[Start of Attachment]
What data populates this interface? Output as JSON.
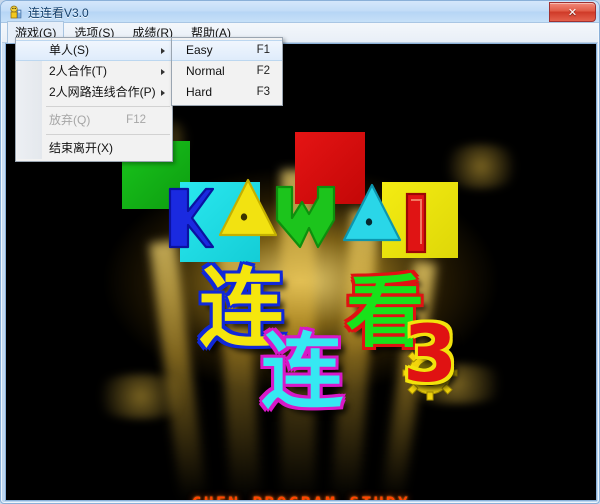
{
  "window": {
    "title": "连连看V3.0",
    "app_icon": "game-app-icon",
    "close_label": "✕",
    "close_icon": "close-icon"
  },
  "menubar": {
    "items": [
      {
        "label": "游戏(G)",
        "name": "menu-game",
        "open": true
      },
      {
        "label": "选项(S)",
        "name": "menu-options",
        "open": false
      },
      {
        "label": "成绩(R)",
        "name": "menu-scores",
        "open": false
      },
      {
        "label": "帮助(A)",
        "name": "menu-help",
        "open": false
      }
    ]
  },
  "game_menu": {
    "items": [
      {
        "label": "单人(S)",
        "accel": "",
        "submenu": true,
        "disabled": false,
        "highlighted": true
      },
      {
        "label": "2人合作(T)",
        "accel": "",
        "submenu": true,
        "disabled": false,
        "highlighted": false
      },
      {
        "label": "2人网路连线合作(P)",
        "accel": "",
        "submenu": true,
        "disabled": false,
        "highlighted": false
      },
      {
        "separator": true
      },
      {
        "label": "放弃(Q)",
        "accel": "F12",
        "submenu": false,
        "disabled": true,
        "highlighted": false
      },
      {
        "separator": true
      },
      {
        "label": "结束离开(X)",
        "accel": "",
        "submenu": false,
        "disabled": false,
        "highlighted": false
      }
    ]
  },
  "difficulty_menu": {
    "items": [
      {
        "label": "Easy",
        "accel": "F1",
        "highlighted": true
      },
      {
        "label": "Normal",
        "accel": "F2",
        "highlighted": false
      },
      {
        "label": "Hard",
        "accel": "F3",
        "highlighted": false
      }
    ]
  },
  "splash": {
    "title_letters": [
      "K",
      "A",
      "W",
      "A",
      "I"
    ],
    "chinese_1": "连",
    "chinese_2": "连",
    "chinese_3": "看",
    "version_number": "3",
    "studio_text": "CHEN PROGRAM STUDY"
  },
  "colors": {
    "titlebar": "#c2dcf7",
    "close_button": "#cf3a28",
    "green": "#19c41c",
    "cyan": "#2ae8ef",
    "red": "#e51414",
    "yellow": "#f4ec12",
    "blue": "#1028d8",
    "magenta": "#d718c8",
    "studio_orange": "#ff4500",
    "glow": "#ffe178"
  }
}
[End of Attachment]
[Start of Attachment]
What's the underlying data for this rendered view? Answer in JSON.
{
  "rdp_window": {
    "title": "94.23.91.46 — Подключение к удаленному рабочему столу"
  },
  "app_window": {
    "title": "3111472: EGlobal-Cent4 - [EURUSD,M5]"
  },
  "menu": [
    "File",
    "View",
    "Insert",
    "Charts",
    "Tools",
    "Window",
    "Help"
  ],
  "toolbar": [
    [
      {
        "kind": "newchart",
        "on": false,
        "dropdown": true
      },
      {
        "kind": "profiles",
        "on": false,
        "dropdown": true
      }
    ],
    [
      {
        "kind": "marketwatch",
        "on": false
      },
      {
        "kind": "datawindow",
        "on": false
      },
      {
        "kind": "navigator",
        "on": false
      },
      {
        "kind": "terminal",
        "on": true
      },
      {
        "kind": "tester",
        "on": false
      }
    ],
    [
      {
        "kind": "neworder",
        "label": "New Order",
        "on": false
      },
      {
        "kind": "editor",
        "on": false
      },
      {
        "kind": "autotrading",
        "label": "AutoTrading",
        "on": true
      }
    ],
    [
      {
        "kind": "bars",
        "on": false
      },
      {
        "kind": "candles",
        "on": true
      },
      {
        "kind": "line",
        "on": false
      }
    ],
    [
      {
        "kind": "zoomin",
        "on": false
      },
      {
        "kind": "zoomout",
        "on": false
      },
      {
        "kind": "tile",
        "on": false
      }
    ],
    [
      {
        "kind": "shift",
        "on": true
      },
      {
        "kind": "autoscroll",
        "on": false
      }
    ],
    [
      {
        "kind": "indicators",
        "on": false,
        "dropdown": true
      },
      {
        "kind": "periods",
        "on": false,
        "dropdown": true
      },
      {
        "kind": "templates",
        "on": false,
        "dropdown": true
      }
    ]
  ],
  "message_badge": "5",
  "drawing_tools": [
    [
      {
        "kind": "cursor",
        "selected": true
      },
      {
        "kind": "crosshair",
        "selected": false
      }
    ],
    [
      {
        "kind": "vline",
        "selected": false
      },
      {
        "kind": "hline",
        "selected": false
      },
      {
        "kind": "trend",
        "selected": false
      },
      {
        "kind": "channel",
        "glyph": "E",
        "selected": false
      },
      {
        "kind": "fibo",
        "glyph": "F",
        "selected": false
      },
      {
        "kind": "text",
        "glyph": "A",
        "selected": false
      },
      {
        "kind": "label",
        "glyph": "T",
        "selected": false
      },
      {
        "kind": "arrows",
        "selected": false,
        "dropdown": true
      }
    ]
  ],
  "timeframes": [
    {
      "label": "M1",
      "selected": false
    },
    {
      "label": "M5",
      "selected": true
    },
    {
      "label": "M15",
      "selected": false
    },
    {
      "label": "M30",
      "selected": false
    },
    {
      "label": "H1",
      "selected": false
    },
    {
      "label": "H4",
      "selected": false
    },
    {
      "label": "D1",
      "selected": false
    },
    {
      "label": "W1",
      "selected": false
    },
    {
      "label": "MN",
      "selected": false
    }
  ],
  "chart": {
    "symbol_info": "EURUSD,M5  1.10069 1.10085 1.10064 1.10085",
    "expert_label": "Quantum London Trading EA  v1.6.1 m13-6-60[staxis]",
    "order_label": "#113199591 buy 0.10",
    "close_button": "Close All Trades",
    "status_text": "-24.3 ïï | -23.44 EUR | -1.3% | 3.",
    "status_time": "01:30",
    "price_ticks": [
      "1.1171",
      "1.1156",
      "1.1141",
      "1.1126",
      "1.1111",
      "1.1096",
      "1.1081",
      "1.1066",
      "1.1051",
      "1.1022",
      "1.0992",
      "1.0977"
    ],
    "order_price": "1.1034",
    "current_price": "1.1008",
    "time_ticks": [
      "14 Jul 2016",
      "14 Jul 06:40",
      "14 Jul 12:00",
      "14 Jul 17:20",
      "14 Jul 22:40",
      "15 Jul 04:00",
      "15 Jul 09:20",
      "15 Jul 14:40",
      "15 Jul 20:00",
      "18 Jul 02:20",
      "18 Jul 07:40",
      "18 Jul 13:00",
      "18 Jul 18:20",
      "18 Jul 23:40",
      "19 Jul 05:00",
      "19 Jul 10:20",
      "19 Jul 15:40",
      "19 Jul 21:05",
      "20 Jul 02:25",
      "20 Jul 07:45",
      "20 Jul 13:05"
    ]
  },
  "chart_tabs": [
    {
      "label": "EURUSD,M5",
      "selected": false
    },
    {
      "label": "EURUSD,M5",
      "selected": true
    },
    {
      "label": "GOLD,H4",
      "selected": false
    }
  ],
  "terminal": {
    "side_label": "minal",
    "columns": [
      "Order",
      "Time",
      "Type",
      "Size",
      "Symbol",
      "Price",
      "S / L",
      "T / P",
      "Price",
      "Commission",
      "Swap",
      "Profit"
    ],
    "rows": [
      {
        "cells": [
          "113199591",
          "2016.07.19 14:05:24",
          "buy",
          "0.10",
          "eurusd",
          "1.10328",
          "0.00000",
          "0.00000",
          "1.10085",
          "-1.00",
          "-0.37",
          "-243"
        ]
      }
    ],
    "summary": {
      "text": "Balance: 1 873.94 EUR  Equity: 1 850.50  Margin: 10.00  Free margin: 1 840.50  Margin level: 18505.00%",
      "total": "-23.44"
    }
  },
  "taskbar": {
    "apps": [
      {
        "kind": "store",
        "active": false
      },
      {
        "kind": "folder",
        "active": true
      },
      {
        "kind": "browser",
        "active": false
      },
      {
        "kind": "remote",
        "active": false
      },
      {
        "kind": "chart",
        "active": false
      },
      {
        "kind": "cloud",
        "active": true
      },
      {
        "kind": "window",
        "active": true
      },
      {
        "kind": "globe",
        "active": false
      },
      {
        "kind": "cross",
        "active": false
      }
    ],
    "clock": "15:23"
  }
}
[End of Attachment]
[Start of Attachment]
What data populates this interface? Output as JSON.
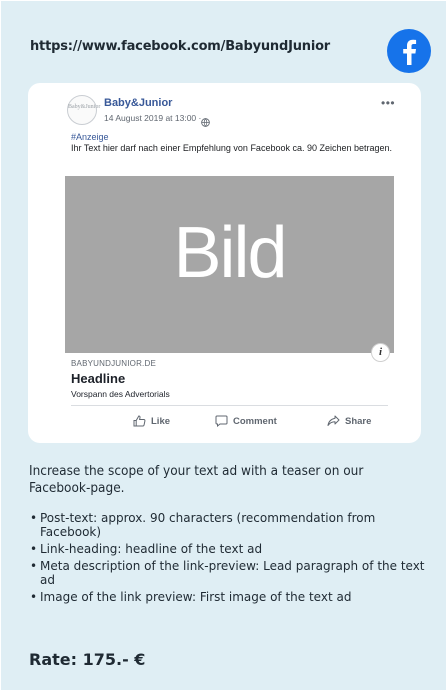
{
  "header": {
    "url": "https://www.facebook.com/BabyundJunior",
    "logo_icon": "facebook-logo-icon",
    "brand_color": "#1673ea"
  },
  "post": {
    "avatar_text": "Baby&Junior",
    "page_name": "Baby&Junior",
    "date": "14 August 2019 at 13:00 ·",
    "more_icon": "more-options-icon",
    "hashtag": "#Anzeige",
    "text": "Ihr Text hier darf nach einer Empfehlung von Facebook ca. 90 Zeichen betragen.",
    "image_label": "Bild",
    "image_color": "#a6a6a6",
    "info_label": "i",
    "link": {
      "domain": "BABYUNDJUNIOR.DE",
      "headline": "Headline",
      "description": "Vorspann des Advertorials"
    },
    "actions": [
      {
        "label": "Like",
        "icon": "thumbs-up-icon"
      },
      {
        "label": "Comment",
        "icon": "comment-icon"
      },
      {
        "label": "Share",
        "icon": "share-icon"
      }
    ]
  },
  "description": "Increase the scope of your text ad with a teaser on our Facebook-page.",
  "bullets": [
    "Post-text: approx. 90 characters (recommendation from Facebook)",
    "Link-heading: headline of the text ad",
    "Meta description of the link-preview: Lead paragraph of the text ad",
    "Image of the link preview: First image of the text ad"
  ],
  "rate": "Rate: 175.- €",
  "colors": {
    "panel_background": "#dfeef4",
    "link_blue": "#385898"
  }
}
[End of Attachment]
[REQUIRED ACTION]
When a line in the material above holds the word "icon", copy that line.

[SOLUTION TO THIS PROBLEM]
    "app_icon": "game-app-icon",
    "close_icon": "close-icon"
    "logo_icon": "facebook-logo-icon",
    "more_icon": "more-options-icon",
        "icon": "thumbs-up-icon"
        "icon": "comment-icon"
        "icon": "share-icon"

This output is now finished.